Try it: Apart from the images, reproduce every record word for word.

Provided information:
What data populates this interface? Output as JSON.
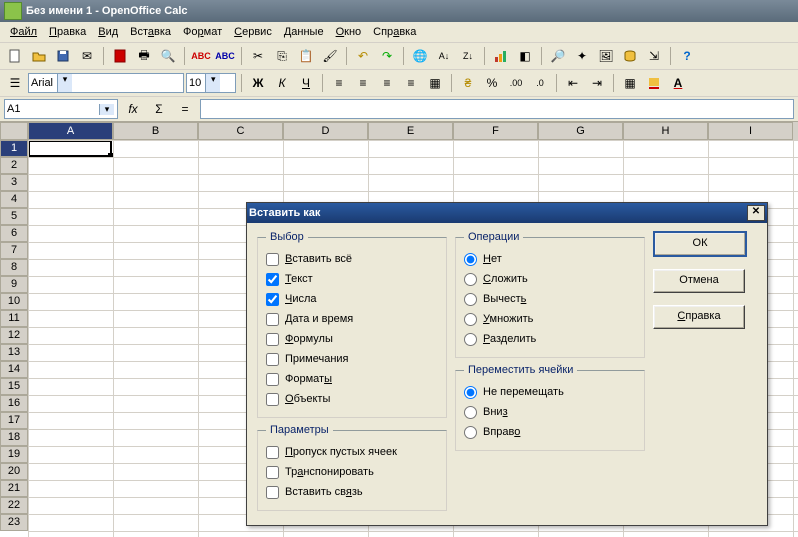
{
  "title": "Без имени 1 - OpenOffice Calc",
  "menu": [
    "Файл",
    "Правка",
    "Вид",
    "Вставка",
    "Формат",
    "Сервис",
    "Данные",
    "Окно",
    "Справка"
  ],
  "font": {
    "name": "Arial",
    "size": "10"
  },
  "cellref": "A1",
  "columns": [
    "A",
    "B",
    "C",
    "D",
    "E",
    "F",
    "G",
    "H",
    "I"
  ],
  "rows": [
    "1",
    "2",
    "3",
    "4",
    "5",
    "6",
    "7",
    "8",
    "9",
    "10",
    "11",
    "12",
    "13",
    "14",
    "15",
    "16",
    "17",
    "18",
    "19",
    "20",
    "21",
    "22",
    "23"
  ],
  "dialog": {
    "title": "Вставить как",
    "groups": {
      "selection": "Выбор",
      "operations": "Операции",
      "params": "Параметры",
      "shift": "Переместить ячейки"
    },
    "selection": [
      {
        "label": "Вставить всё",
        "checked": false,
        "mn": "В"
      },
      {
        "label": "Текст",
        "checked": true,
        "mn": "Т"
      },
      {
        "label": "Числа",
        "checked": true,
        "mn": "Ч"
      },
      {
        "label": "Дата и время",
        "checked": false,
        "mn": "Д"
      },
      {
        "label": "Формулы",
        "checked": false,
        "mn": "Ф"
      },
      {
        "label": "Примечания",
        "checked": false
      },
      {
        "label": "Форматы",
        "checked": false,
        "mn": "ы"
      },
      {
        "label": "Объекты",
        "checked": false,
        "mn": "О"
      }
    ],
    "operations": [
      {
        "label": "Нет",
        "checked": true,
        "mn": "Н"
      },
      {
        "label": "Сложить",
        "checked": false,
        "mn": "С"
      },
      {
        "label": "Вычесть",
        "checked": false,
        "mn": "ь"
      },
      {
        "label": "Умножить",
        "checked": false,
        "mn": "У"
      },
      {
        "label": "Разделить",
        "checked": false,
        "mn": "Р"
      }
    ],
    "params": [
      {
        "label": "Пропуск пустых ячеек",
        "checked": false,
        "mn": "П"
      },
      {
        "label": "Транспонировать",
        "checked": false,
        "mn": "а"
      },
      {
        "label": "Вставить связь",
        "checked": false,
        "mn": "я"
      }
    ],
    "shift": [
      {
        "label": "Не перемещать",
        "checked": true
      },
      {
        "label": "Вниз",
        "checked": false,
        "mn": "з"
      },
      {
        "label": "Вправо",
        "checked": false,
        "mn": "о"
      }
    ],
    "buttons": {
      "ok": "ОК",
      "cancel": "Отмена",
      "help": "Справка"
    }
  }
}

Answer section:
What data populates this interface? Output as JSON.
{
  "title": "Без имени 1 - OpenOffice Calc",
  "menu": [
    "Файл",
    "Правка",
    "Вид",
    "Вставка",
    "Формат",
    "Сервис",
    "Данные",
    "Окно",
    "Справка"
  ],
  "font": {
    "name": "Arial",
    "size": "10"
  },
  "cellref": "A1",
  "columns": [
    "A",
    "B",
    "C",
    "D",
    "E",
    "F",
    "G",
    "H",
    "I"
  ],
  "rows": [
    "1",
    "2",
    "3",
    "4",
    "5",
    "6",
    "7",
    "8",
    "9",
    "10",
    "11",
    "12",
    "13",
    "14",
    "15",
    "16",
    "17",
    "18",
    "19",
    "20",
    "21",
    "22",
    "23"
  ],
  "dialog": {
    "title": "Вставить как",
    "groups": {
      "selection": "Выбор",
      "operations": "Операции",
      "params": "Параметры",
      "shift": "Переместить ячейки"
    },
    "selection": [
      {
        "label": "Вставить всё",
        "checked": false,
        "mn": "В"
      },
      {
        "label": "Текст",
        "checked": true,
        "mn": "Т"
      },
      {
        "label": "Числа",
        "checked": true,
        "mn": "Ч"
      },
      {
        "label": "Дата и время",
        "checked": false,
        "mn": "Д"
      },
      {
        "label": "Формулы",
        "checked": false,
        "mn": "Ф"
      },
      {
        "label": "Примечания",
        "checked": false
      },
      {
        "label": "Форматы",
        "checked": false,
        "mn": "ы"
      },
      {
        "label": "Объекты",
        "checked": false,
        "mn": "О"
      }
    ],
    "operations": [
      {
        "label": "Нет",
        "checked": true,
        "mn": "Н"
      },
      {
        "label": "Сложить",
        "checked": false,
        "mn": "С"
      },
      {
        "label": "Вычесть",
        "checked": false,
        "mn": "ь"
      },
      {
        "label": "Умножить",
        "checked": false,
        "mn": "У"
      },
      {
        "label": "Разделить",
        "checked": false,
        "mn": "Р"
      }
    ],
    "params": [
      {
        "label": "Пропуск пустых ячеек",
        "checked": false,
        "mn": "П"
      },
      {
        "label": "Транспонировать",
        "checked": false,
        "mn": "а"
      },
      {
        "label": "Вставить связь",
        "checked": false,
        "mn": "я"
      }
    ],
    "shift": [
      {
        "label": "Не перемещать",
        "checked": true
      },
      {
        "label": "Вниз",
        "checked": false,
        "mn": "з"
      },
      {
        "label": "Вправо",
        "checked": false,
        "mn": "о"
      }
    ],
    "buttons": {
      "ok": "ОК",
      "cancel": "Отмена",
      "help": "Справка"
    }
  }
}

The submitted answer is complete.